"A text can only be understood by immersing it in its context - warns the student of Egyptian origin - and extrapolated from it, it may be wrong. What happens today is that you take a sentence or a word as such, rigorously applying it. Instead you have to assess how , when and where it was pronounced. This is the problem of the Islamic world: the inability to re-think their culture and tradition. "
The basic problem is the predominance of the Salafi and Wahhabi vision that takes and applies everything that was said or done at the beginning of 600, at the time of Muhammad (who died 632) to the letter. In fact, warns Fr. Samir, "it is not true that either, because they have not taken on the spirit of that era, but only its materiality, and they are imposing this on the Muslim world both through attacks and weapons (Salafis), and through money (Wahhabis) . Saudi Arabia and Qatar – he adds - buy people's thinking with their money. "

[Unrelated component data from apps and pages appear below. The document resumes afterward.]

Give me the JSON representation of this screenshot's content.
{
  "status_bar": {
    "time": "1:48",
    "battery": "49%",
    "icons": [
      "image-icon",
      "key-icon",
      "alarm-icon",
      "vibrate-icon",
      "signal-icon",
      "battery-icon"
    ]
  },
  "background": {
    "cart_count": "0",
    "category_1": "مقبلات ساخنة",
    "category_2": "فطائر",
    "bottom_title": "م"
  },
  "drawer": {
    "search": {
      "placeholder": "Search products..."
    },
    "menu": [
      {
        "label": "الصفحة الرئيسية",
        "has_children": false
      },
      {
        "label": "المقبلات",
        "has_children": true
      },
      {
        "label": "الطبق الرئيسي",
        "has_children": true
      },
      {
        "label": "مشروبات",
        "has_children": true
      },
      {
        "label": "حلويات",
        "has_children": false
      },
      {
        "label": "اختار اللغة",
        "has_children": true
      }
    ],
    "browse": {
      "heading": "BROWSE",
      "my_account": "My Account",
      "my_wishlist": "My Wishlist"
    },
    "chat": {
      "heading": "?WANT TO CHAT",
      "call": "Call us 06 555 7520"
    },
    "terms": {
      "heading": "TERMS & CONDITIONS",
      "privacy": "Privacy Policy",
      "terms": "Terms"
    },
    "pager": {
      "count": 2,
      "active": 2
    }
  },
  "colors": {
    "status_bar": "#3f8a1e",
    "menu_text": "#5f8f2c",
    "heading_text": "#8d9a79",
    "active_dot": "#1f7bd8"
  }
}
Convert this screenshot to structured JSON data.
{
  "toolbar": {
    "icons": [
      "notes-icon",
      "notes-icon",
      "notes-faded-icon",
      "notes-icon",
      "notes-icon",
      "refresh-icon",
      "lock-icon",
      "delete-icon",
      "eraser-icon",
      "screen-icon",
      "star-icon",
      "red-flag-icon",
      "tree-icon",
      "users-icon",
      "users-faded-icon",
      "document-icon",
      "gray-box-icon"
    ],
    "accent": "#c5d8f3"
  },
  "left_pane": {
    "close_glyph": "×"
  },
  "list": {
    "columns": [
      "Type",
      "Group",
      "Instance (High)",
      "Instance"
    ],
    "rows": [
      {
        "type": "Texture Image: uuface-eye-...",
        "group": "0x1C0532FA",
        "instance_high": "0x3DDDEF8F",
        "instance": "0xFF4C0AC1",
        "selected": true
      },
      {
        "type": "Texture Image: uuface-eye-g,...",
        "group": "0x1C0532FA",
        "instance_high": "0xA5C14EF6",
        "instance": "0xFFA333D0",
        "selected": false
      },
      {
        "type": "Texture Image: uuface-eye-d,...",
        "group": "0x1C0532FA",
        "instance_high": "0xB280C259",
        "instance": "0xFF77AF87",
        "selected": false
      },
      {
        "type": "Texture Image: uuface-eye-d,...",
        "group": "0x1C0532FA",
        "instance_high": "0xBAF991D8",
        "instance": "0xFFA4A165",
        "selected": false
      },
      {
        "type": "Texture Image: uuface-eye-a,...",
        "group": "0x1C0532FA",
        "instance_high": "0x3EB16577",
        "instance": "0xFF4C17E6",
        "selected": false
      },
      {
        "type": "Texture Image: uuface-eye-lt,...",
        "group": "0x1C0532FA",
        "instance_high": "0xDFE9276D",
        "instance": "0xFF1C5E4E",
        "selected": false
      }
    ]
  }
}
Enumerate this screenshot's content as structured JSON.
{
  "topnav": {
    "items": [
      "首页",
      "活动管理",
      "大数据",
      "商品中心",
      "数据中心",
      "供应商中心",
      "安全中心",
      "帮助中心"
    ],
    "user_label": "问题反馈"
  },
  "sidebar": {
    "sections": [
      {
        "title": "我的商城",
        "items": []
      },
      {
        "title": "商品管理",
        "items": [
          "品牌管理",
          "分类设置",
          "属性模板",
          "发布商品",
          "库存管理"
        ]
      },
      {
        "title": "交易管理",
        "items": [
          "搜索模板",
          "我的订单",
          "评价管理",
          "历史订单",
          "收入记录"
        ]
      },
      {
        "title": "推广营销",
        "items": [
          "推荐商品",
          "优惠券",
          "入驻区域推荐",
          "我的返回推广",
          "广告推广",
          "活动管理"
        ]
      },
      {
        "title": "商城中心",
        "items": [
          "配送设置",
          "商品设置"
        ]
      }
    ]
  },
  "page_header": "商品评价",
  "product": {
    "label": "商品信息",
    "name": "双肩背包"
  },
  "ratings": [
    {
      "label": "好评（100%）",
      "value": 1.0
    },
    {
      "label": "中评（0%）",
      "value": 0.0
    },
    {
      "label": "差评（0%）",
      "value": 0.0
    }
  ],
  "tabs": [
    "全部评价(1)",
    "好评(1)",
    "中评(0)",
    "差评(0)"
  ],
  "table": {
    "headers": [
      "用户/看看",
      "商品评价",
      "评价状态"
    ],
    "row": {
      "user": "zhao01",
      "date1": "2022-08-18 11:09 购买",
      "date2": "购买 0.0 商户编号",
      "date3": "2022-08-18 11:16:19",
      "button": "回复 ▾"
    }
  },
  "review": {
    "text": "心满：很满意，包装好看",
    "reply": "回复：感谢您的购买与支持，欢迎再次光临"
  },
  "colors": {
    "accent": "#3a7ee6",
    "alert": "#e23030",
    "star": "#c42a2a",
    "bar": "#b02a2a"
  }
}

Today there are political and institutional organizations looking to modernize their societies and the context in which they are inserted. This is the case with the king of Morocco, as well as Egyptian President al-Sisi who "asked, unsuccessfully, the University of al-Azhar to cancel the norm of the so-called" divorce" in Islam, where a man only has to say the word "divorce" three times to repudiate his wife, without having to go to court. With all that follows from a legal point of view, child care and maintenance.
"Egyptian President Al-Sisi refered to the National Statistics Office data, 40% of the 900,000 marriages registered each year in Egypt end up, within five years after they began, with a divorce. To combat the problem, al-Sisi had proposed considering divorce legal only if it takes place in the presence of a religious representative authorized by the government to sanction both marriages and divorces. This request was rejected by al Azhar. We hope the situation changes, to give justice to thousands of abandoned women! "
"In the Islamic world - says Fr. Samir - there are personalities who seek change, but the clerical environment hampers this. Religious leaders always claim to have the last word. Then there are the Salafis and Wahhabi groups which with their money buy the public and mosques, only to have us believe that theirs is the true Islam. But is not so".
According to the priest and scholar the case of Moroccan ulema is not so isolated, "There are hundreds of thousands of people - he says – who want to change. The problem is that the power is in the hands of religious leaders, imams. And then there are the responses from universities such as Al-Azhar, which are manipulated and maintained by Saudi Arabia and traditional teaching and influence its decisions. There are millions of Muslims who do not want this, and many intellectuals who write and argue, but do not have the religious establishment on their side".
"Islam is experiencing the strongest crisis of the modern era - concludes Father. Samir - with absurd wars, divisions between Sunnis and Shiites, struggles always financed by the same people, who want to impose an Islam that is not Islam today.
"That is why the task of Christians is not to provoke or attack them, but to walk with them and say that Islam is not a retrograde faith in itself, but it is becoming one. Let's help them to think, so they may adapt the values to the times. In particular, everything that touches human rights is sacred: to recognize the Universal Charter of Human Rights is a vital first step, and in particular Article 18 on 'absolute equality between men and woman! . "(DS)